At one time, Massachusetts law had a harsh approach to matters surrounding juvenile crimes. Young residents in legal trouble could expect harsh penalties if a court deemed it necessary. In recent years, Massachusetts reformed its juvenile justice system and successfully found ways to keep these youths out of jail and headed toward a brighter future.

Even though fewer young people now spend time behind bars in the state than in the past, probation is still a possibility for many juvenile offenders. While this is preferable alternative to jail time, it is not a pass. Those who are charged with juvenile crimes still have rules to follow during the probation period. One way to help teens comply with the terms of probation is make sure they know what might happen if they do not comply. When juveniles face accusations of a probation order violation, here is what to expect.

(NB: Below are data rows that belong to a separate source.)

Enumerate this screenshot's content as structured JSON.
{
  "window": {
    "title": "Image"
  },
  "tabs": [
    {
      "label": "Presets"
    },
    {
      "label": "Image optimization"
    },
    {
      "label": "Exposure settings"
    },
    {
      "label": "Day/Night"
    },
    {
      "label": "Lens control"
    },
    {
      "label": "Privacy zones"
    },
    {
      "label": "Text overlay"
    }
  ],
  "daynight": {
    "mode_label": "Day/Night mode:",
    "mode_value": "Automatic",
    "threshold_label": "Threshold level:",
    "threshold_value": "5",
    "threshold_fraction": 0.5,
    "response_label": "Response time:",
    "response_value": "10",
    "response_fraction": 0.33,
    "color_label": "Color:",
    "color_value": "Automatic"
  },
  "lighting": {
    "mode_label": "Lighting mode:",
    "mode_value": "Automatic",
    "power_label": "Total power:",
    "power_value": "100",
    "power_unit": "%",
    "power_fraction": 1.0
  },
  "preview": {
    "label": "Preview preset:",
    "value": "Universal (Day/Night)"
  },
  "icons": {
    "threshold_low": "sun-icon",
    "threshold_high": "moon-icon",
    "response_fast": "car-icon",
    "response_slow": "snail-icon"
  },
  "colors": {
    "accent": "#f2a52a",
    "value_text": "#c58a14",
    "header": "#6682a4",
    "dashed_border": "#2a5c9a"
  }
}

  • The probation officer provides juveniles with a notice stating that a hearing will occur.
  • This notice contains details about the violation as well as a hearing date.
  • A court may order incarceration at the time of the hearing, until another court date is set.

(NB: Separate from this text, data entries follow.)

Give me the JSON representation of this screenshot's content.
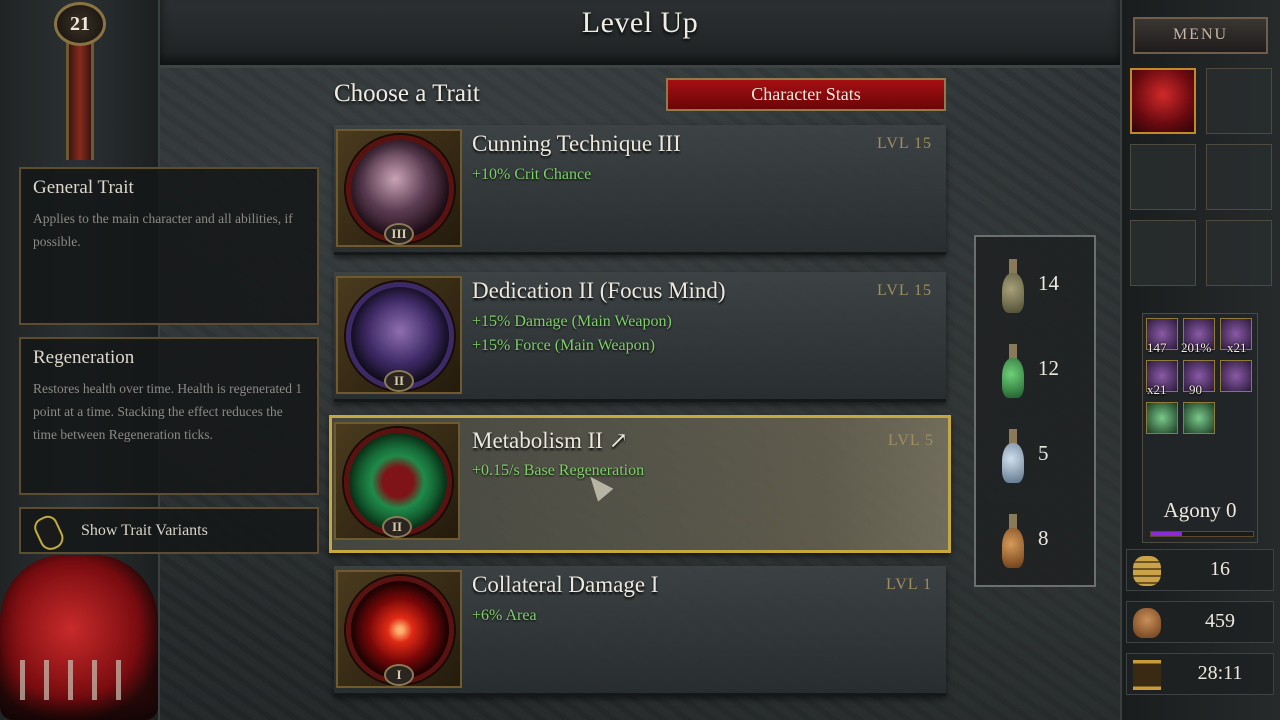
{
  "header": {
    "title": "Level Up",
    "character_level": "21"
  },
  "main": {
    "choose_label": "Choose a Trait",
    "stats_button": "Character Stats",
    "traits": [
      {
        "name": "Cunning Technique III",
        "level": "LVL 15",
        "rank": "III",
        "effects": [
          "+10% Crit Chance"
        ],
        "selected": false
      },
      {
        "name": "Dedication II (Focus Mind)",
        "level": "LVL 15",
        "rank": "II",
        "effects": [
          "+15% Damage (Main Weapon)",
          "+15% Force (Main Weapon)"
        ],
        "selected": false
      },
      {
        "name": "Metabolism II ↗",
        "level": "LVL 5",
        "rank": "II",
        "effects": [
          "+0.15/s Base Regeneration"
        ],
        "selected": true
      },
      {
        "name": "Collateral Damage I",
        "level": "LVL 1",
        "rank": "I",
        "effects": [
          "+6% Area"
        ],
        "selected": false
      }
    ]
  },
  "left_panel": {
    "general": {
      "title": "General Trait",
      "text": "Applies to the main character and all abilities, if possible."
    },
    "detail": {
      "title": "Regeneration",
      "text": "Restores health over time. Health is regenerated 1 point at a time. Stacking the effect reduces the time between Regeneration ticks."
    },
    "variants_button": "Show Trait Variants"
  },
  "potions": [
    {
      "icon": "flask-icon",
      "count": "14"
    },
    {
      "icon": "green-potion-icon",
      "count": "12"
    },
    {
      "icon": "blue-potion-icon",
      "count": "5"
    },
    {
      "icon": "orange-potion-icon",
      "count": "8"
    }
  ],
  "right_panel": {
    "menu_label": "MENU",
    "inventory_counts": [
      "147",
      "201%",
      "x21",
      "x21",
      "90"
    ],
    "agony_label": "Agony 0",
    "agony_fill": 0.3,
    "gold": "16",
    "kills": "459",
    "time": "28:11"
  }
}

  • The second court date gives you and your juvenile a chance to build a defense to avoid jail time.
  • If the presiding judge rules that a probation violation occurred, your youth might suffer more serious penalties.

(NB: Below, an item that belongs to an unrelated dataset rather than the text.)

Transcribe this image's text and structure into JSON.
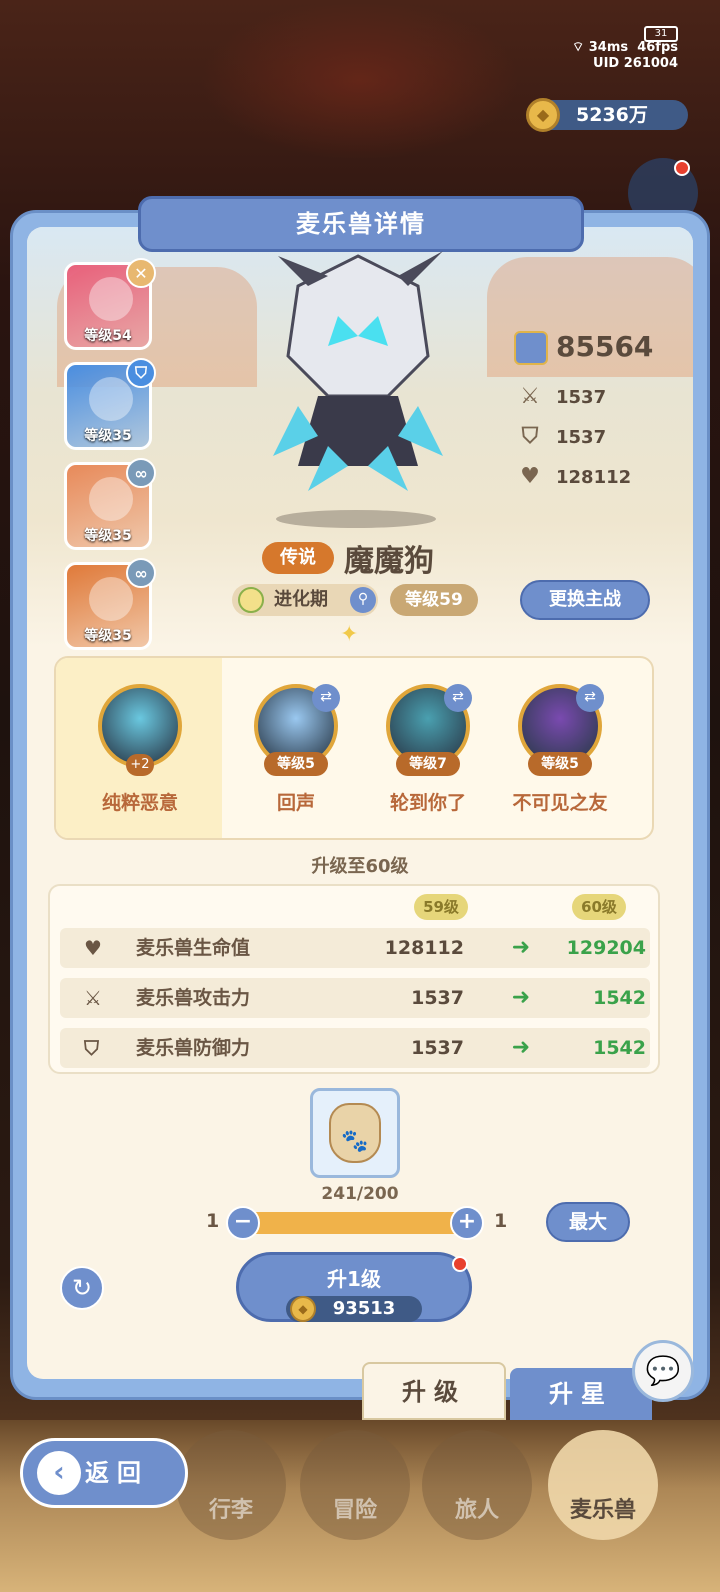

Your child needs an attorney experienced with juvenile cases during this time. Strong representation can keep your child out of jail and help them avoid additional penalties for violating the terms of probation.